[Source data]
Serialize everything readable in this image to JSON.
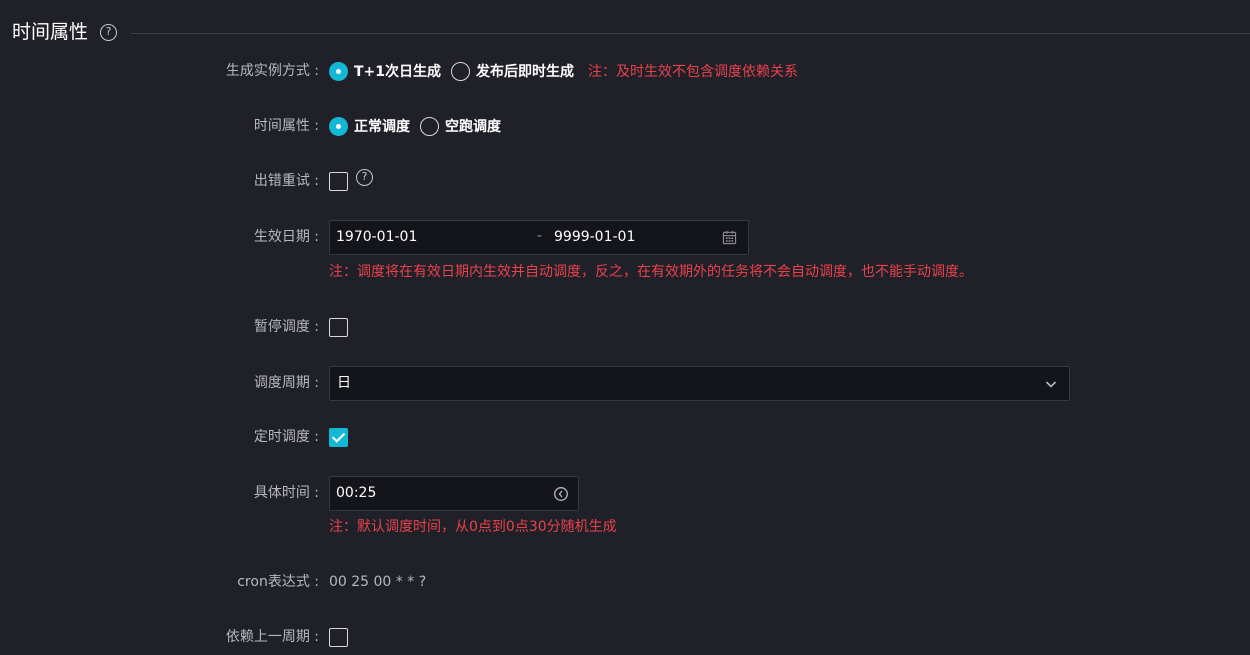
{
  "section": {
    "title": "时间属性"
  },
  "form": {
    "instance_mode": {
      "label": "生成实例方式 :",
      "options": [
        "T+1次日生成",
        "发布后即时生成"
      ],
      "selected": "T+1次日生成",
      "note": "注：及时生效不包含调度依赖关系"
    },
    "time_attr": {
      "label": "时间属性 :",
      "options": [
        "正常调度",
        "空跑调度"
      ],
      "selected": "正常调度"
    },
    "retry": {
      "label": "出错重试 :",
      "checked": false
    },
    "effective_date": {
      "label": "生效日期 :",
      "start": "1970-01-01",
      "separator": "-",
      "end": "9999-01-01",
      "note": "注：调度将在有效日期内生效并自动调度，反之，在有效期外的任务将不会自动调度，也不能手动调度。"
    },
    "pause": {
      "label": "暂停调度 :",
      "checked": false
    },
    "cycle": {
      "label": "调度周期 :",
      "value": "日"
    },
    "timed": {
      "label": "定时调度 :",
      "checked": true
    },
    "specific_time": {
      "label": "具体时间 :",
      "value": "00:25",
      "note": "注：默认调度时间，从0点到0点30分随机生成"
    },
    "cron": {
      "label": "cron表达式 :",
      "value": "00 25 00 * * ?"
    },
    "depend_prev": {
      "label": "依赖上一周期 :",
      "checked": false
    }
  },
  "icons": {
    "help": "help-circle-icon",
    "calendar": "calendar-icon",
    "chevron": "chevron-down-icon",
    "clock": "clock-icon"
  },
  "colors": {
    "background": "#1f2028",
    "accent": "#14b8d4",
    "warning": "#e8424c",
    "input_bg": "#14151b"
  }
}
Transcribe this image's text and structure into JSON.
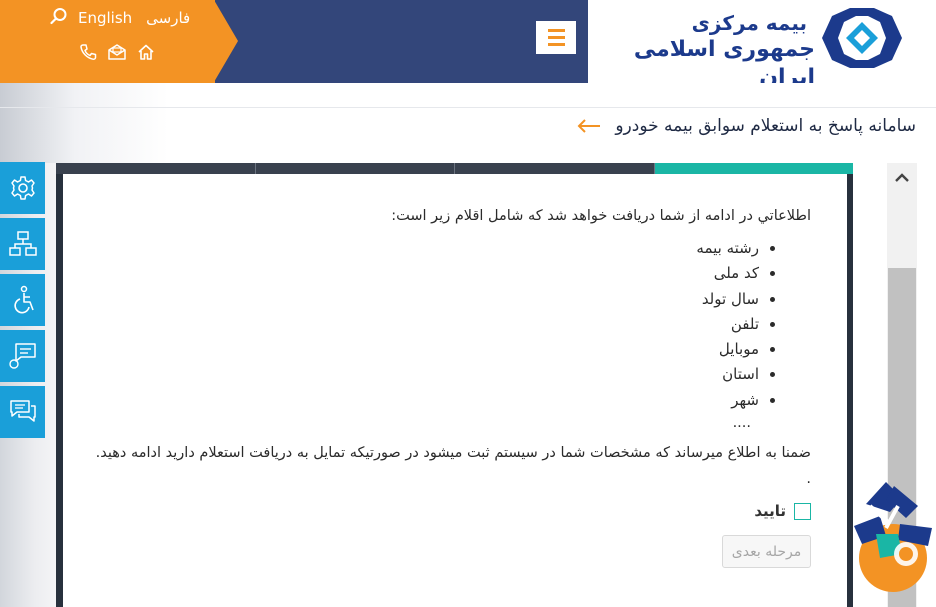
{
  "header": {
    "lang_fa": "فارسی",
    "lang_en": "English",
    "logo_line1": "بیمه مرکزی",
    "logo_line2": "جمهوری اسلامی ایران",
    "colors": {
      "orange": "#f39324",
      "navy": "#33467a",
      "logo_blue": "#1c3a8c"
    },
    "icons": [
      "search-icon",
      "home-icon",
      "mail-icon",
      "phone-icon",
      "hamburger-menu-icon"
    ]
  },
  "page": {
    "title": "سامانه پاسخ به استعلام سوابق بیمه خودرو"
  },
  "sidebar": {
    "icons": [
      "settings-icon",
      "sitemap-icon",
      "accessibility-icon",
      "comment-icon",
      "chat-icon"
    ],
    "color": "#1a9fd9"
  },
  "panel": {
    "tabs_active": 4,
    "accent": "#1ab6a5",
    "intro": "اطلاعاتي در ادامه از شما دريافت خواهد شد که شامل اقلام زير است:",
    "items": [
      "رشته بیمه",
      "کد ملی",
      "سال تولد",
      "تلفن",
      "موبایل",
      "استان",
      "شهر"
    ],
    "ellipsis": "....",
    "notice": "ضمنا به اطلاع میرساند که مشخصات شما در سیستم ثبت میشود در صورتیکه تمایل به دریافت استعلام دارید ادامه دهید. .",
    "confirm_label": "تایید",
    "next_button": "مرحله بعدی"
  }
}
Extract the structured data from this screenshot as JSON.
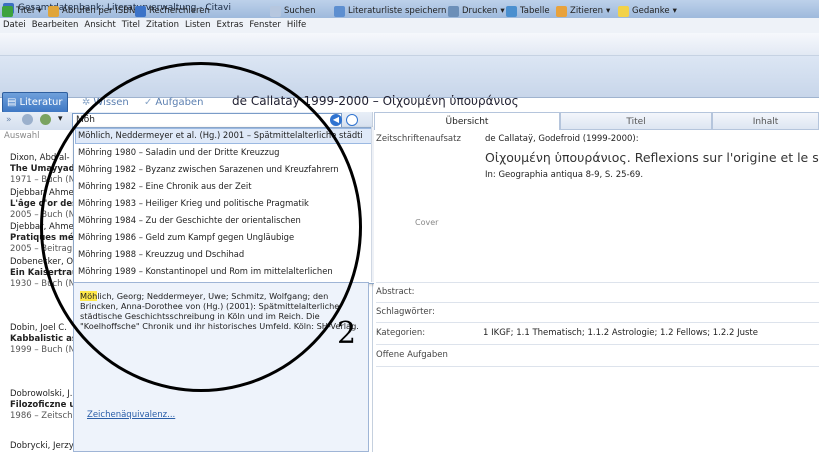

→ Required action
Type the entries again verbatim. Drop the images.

→ Answer box
Serialize everything readable in this image to JSON.
{
  "section": {
    "title": "时间属性"
  },
  "form": {
    "instance_mode": {
      "label": "生成实例方式 :",
      "options": [
        "T+1次日生成",
        "发布后即时生成"
      ],
      "selected": "T+1次日生成",
      "note": "注：及时生效不包含调度依赖关系"
    },
    "time_attr": {
      "label": "时间属性 :",
      "options": [
        "正常调度",
        "空跑调度"
      ],
      "selected": "正常调度"
    },
    "retry": {
      "label": "出错重试 :",
      "checked": false
    },
    "effective_date": {
      "label": "生效日期 :",
      "start": "1970-01-01",
      "separator": "-",
      "end": "9999-01-01",
      "note": "注：调度将在有效日期内生效并自动调度，反之，在有效期外的任务将不会自动调度，也不能手动调度。"
    },
    "pause": {
      "label": "暂停调度 :",
      "checked": false
    },
    "cycle": {
      "label": "调度周期 :",
      "value": "日"
    },
    "timed": {
      "label": "定时调度 :",
      "checked": true
    },
    "specific_time": {
      "label": "具体时间 :",
      "value": "00:25",
      "note": "注：默认调度时间，从0点到0点30分随机生成"
    },
    "cron": {
      "label": "cron表达式 :",
      "value": "00 25 00 * * ?"
    },
    "depend_prev": {
      "label": "依赖上一周期 :",
      "checked": false
    }
  },
  "icons": {
    "help": "help-circle-icon",
    "calendar": "calendar-icon",
    "chevron": "chevron-down-icon",
    "clock": "clock-icon"
  },
  "colors": {
    "background": "#1f2028",
    "accent": "#14b8d4",
    "warning": "#e8424c",
    "input_bg": "#14151b"
  }
}
Transcribe this image's text and structure into JSON.
{
  "header": {
    "lang_fa": "فارسی",
    "lang_en": "English",
    "logo_line1": "بیمه مرکزی",
    "logo_line2": "جمهوری اسلامی ایران",
    "colors": {
      "orange": "#f39324",
      "navy": "#33467a",
      "logo_blue": "#1c3a8c"
    },
    "icons": [
      "search-icon",
      "home-icon",
      "mail-icon",
      "phone-icon",
      "hamburger-menu-icon"
    ]
  },
  "page": {
    "title": "سامانه پاسخ به استعلام سوابق بیمه خودرو"
  },
  "sidebar": {
    "icons": [
      "settings-icon",
      "sitemap-icon",
      "accessibility-icon",
      "comment-icon",
      "chat-icon"
    ],
    "color": "#1a9fd9"
  },
  "panel": {
    "tabs_active": 4,
    "accent": "#1ab6a5",
    "intro": "اطلاعاتي در ادامه از شما دريافت خواهد شد که شامل اقلام زير است:",
    "items": [
      "رشته بیمه",
      "کد ملی",
      "سال تولد",
      "تلفن",
      "موبایل",
      "استان",
      "شهر"
    ],
    "ellipsis": "....",
    "notice": "ضمنا به اطلاع میرساند که مشخصات شما در سیستم ثبت میشود در صورتیکه تمایل به دریافت استعلام دارید ادامه دهید. .",
    "confirm_label": "تایید",
    "next_button": "مرحله بعدی"
  }
}
Extract the structured data from this screenshot as JSON.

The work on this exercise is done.